Eye black is a grease applied under the eyes to reduce glare. It is often used by football, baseball, and lacrosse players, where sunlight or stadium lights can impair vision of an airborne ball. It is a form of functional makeup or war paint. Traditional grease consists of beeswax, paraffin, and carbon. Anti-glare face strips that emulate the grease are also commonly used. One of the earliest known instances of a player wearing eye black is baseball legend Babe Ruth, who, in or around the 1930s, used the grease in an attempt to reduce sun glare. According to Paul Lukas of ESPN.com, eye black caught on with American football player Andy Farkas. He also states that the original eye black was made from burned cork ashes.

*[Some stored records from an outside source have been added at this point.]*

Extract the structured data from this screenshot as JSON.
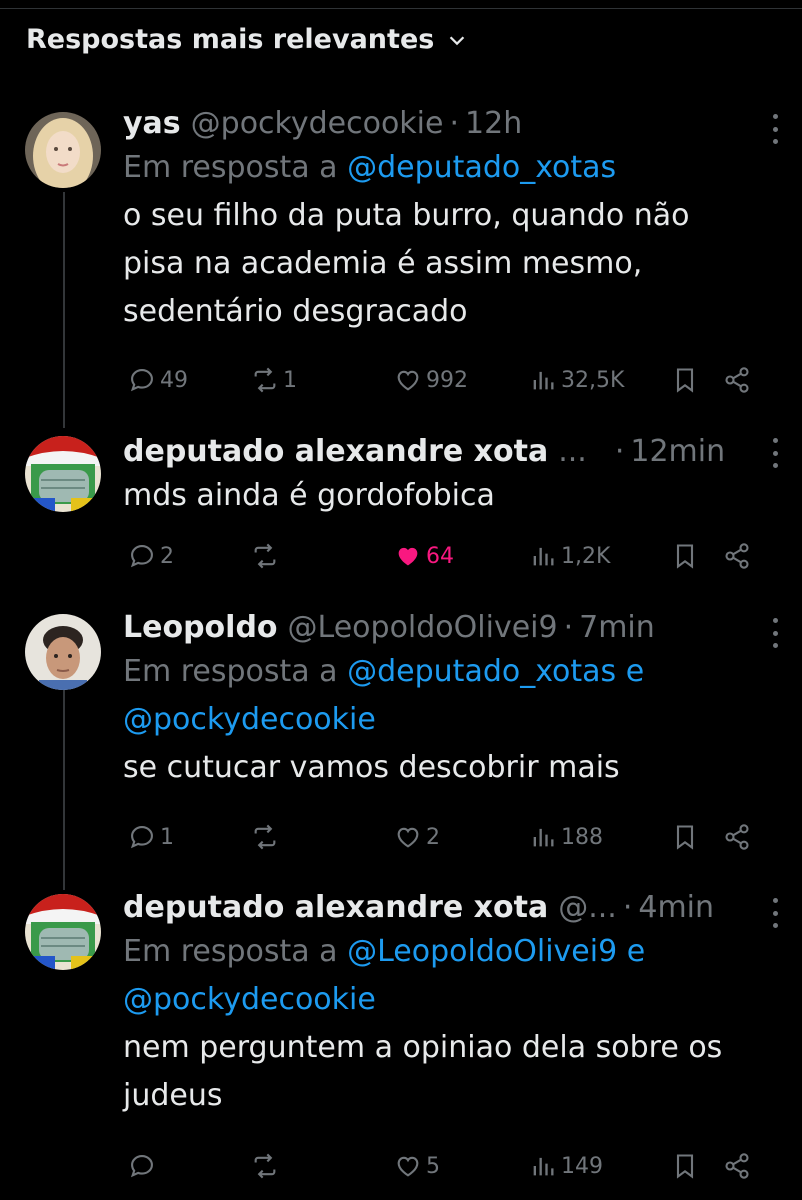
{
  "sort": {
    "label": "Respostas mais relevantes",
    "icon": "chevron-down-icon"
  },
  "posts": [
    {
      "name": "yas",
      "handle": "@pockydecookie",
      "time": "12h",
      "reply_prefix": "Em resposta a",
      "reply_mentions": "@deputado_xotas",
      "reply_mentions_line2": "",
      "lines": [
        "o seu filho da puta burro, quando não",
        "pisa na academia é assim mesmo,",
        "sedentário desgracado"
      ],
      "replies": "49",
      "reposts": "1",
      "likes": "992",
      "views": "32,5K",
      "liked": false
    },
    {
      "name": "deputado alexandre xota",
      "handle": "...",
      "time": "12min",
      "reply_prefix": "",
      "reply_mentions": "",
      "reply_mentions_line2": "",
      "lines": [
        "mds ainda é gordofobica"
      ],
      "replies": "2",
      "reposts": "",
      "likes": "64",
      "views": "1,2K",
      "liked": true
    },
    {
      "name": "Leopoldo",
      "handle": "@LeopoldoOlivei9",
      "time": "7min",
      "reply_prefix": "Em resposta a",
      "reply_mentions": "@deputado_xotas e",
      "reply_mentions_line2": "@pockydecookie",
      "lines": [
        "se cutucar vamos descobrir mais"
      ],
      "replies": "1",
      "reposts": "",
      "likes": "2",
      "views": "188",
      "liked": false
    },
    {
      "name": "deputado alexandre xota",
      "handle": "@...",
      "time": "4min",
      "reply_prefix": "Em resposta a",
      "reply_mentions": "@LeopoldoOlivei9 e",
      "reply_mentions_line2": "@pockydecookie",
      "lines": [
        "nem perguntem a opiniao dela sobre os",
        "judeus"
      ],
      "replies": "",
      "reposts": "",
      "likes": "5",
      "views": "149",
      "liked": false
    }
  ],
  "colors": {
    "background": "#000000",
    "text": "#e7e9ea",
    "muted": "#71767b",
    "link": "#1d9bf0",
    "like": "#f91880"
  }
}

A 2003 study by Brian DeBroff and Patricia Pahk tested whether black eye grease actually had anti-glare properties. The subjects of the study were divided into three groups: wearers of eye black, wearers of anti-glare stickers, and wearers of petroleum jelly. The subjects' vision was tested using an eye chart while being exposed to natural sunlight. The study concluded that eye black reduced glare of the sun and improved contrast sensitivity, whereas commercial anti-glare stickers and petroleum jelly (the control substance) were found to be ineffective. However, the study was flawed because the subjects were aware of which substance was applied, introducing demand bias, i.e., the test subjects could have unconsciously changed their responses during testing based on the fact that they knew which substance they were wearing. Also, the petroleum jelly could have introduced glare that would not occur on natural skin and the study did not test a control condition of natural skin.